May 27, 2024

Power MOSFET: Enabling Efficient Power Electronics Designs and Applications


The power MOSFET (Metal-oxide-semiconductor field-effect transistor) is one of the most important and widely used semiconductor device today. It has enabled the development of efficient power management and control systems across a wide range of applications from computers, telecommunications to automotive industry. This article aims to provide a basic understanding of power MOSFET including its working principle, key parameters and applications.

Working principle of power MOSFET

A MOSFET operates as a switch that is either fully on or fully off depending on the voltage applied to its gate terminal with respect to its source. When a positive voltage is applied above the threshold voltage, it allows current to flow between its drain and source terminals like a closed switch. Conversely, when it is below the threshold voltage, there is no current flow and it acts like an open switch.

Unlike bipolar transistors, power MOSFETs are majority carrier devices which means they conduct by depletion of charges rather than injection of charges.
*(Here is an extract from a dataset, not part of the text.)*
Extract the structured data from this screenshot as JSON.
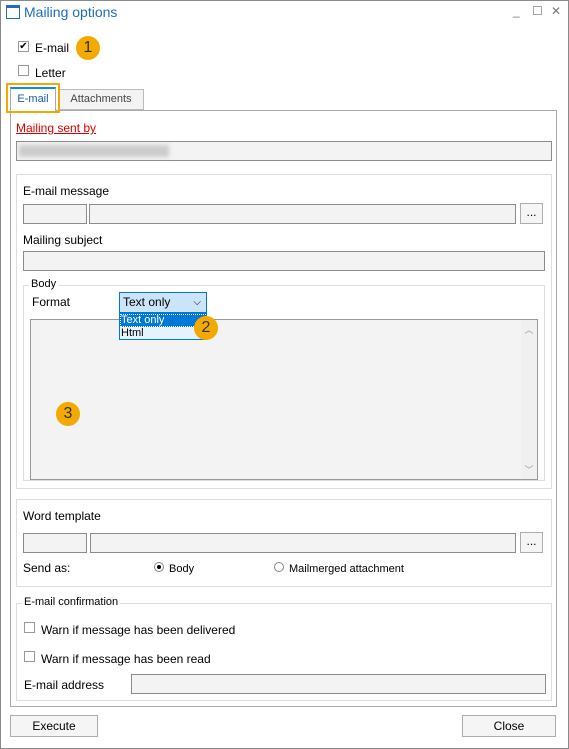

This allows power MOSFETs to switch much faster than bipolar transistors. Another key advantage is that power MOSFETs require very little gate current to turn on and off, which improves their power efficiency significantly.

The working of a power MOSFET can be understood with an N-channel enhancement type MOSFET. It consists of a P-type substrate with an N-type drain and source regions implanted on its surface. A thin layer of silicon dioxide insulates the gate from the channel region between drain and source. By applying a voltage above the threshold to the gate terminal, an inversion layer of electrons is induced in the P-type substrate forming a channel connecting the source and drain regions. This allows current to flow.

Key power MOSFET parameters

There are several important electrical parameters that determine the performance and specifications of a power MOSFET:

– Breakdown voltage (VDS) – Maximum drain to source voltage that can be blocked when device is off. Higher the better.

– On-resistance (RDS(on)) – Resistance between drain and source when device is fully on. Lower the better.

– Threshold voltage (VTH) – Minimum gate voltage required to turn the device on.

– Gate charge (Qg) – Amount of charge required to turn the device on and off. Lower the better.

– Switching time – Time to turn the device fully on or off. Faster the better.

– Safe operating area (SOA) – Maximum voltage and current limits inside which device can operate safely without damage.

By carefully balancing these parameters, power MOSFETs can deliver optimized performance for various power electronics applications.

Applications of power MOSFETs

Due to their fast switching speed, high efficiency and robustness, power MOSFETs have become indispensable in power electronics and are used across a wide range of applications. Here are some common examples:

– Switch mode power supplies – Almost all AC/DC adapters, battery chargers use buck, boost and buck-boost converter topologies utilizing power MOSFETs as high frequency switches.

– Motor drive control – Applications like brushless DC motors, induction motors employ MOSFET based inverters to efficiently control motor speed and direction.

– Automotive electrical systems – From ignition systems, electric fuel pumps to electric power steering – modern vehicles contain dozens of MOSFET based switching regulators and drivers.

– Renewable energy electronics – Photovoltaic (solar) inverters, wind turbine speed controllers leverage high speed switching of power MOSFET IGBTs.

– Appliances – Washing machines, refrigerators contain multiple MOSFET switched DC-DC converters to manage different voltage rails efficiently.

– LED lighting – Almost all commercial and industrial LED lighting modules employ power MOSFET constant current sinks to drive the LEDs.

New advancements in power MOSFETs

With continuous research and development, power MOSFET technology is continuously evolving with new materials and manufacturing processes. A few notable recent advancements include:

– Gallium Nitride (GaN) MOSFETs – GaN has a wider bandgap than silicon enabling higher voltages, switching frequencies and power densities. This is poised to revolutionize high power applications above 600V.

– Silicon Carbide (SiC) MOSFETs – SiC MOSFETs offer lower losses and operate at much higher temperatures than silicon equivalents. SiC is very relevant for electric vehicles, renewable energy converters and industrial motor control.

– Trench MOSFETs – Using trench gate structure instead of planar gates reduces channel resistance and gate charge significantly. This allows faster switching at lower voltages.

– Integrated circuits – Combining high/low side driver transistors along with protection and control logic into single package further shrinks form factors.

– Automotive qualified MOSFETs – With stringent AEC-Q101 qualification, MOSFETs are now reliable for under-hood automotive environments up to 150°C.

The power MOSFET has truly transformed power electronics and modern energy systems owing to its versatile high speed switching capabilities. Their continual advancement is enabling higher system efficiencies through higher power densities, frequencies and temperatures. Power MOSFETs will continue moving applications towards more efficient, compact and robust solutions across various industries.

1. Source: Coherent Market Insights, Public sources, Desk research
2. We have leveraged AI tools to mine information and compile it